Provide only the number of lines in the records where "name" appears.

· · ·

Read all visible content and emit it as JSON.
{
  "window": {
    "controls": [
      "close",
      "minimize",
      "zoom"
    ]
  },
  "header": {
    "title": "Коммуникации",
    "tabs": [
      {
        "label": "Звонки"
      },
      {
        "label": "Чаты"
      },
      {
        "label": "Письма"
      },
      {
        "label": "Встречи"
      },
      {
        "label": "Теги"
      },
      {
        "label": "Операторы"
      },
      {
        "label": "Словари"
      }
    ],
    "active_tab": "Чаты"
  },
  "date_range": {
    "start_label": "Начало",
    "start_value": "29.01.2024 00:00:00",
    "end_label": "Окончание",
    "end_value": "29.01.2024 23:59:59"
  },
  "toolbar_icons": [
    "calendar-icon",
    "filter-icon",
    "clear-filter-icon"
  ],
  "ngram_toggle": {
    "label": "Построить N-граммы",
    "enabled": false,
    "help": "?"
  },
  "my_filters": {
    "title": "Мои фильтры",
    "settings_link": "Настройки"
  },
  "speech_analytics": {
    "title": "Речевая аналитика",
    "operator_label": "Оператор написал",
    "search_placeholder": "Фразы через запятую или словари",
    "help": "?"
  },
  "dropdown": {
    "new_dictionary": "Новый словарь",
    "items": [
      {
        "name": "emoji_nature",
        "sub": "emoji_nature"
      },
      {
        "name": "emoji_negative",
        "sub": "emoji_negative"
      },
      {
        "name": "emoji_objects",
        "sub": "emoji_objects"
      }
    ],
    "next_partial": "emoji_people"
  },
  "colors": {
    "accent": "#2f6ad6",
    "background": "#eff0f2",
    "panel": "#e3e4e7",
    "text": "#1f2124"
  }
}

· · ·

> **Task result**
3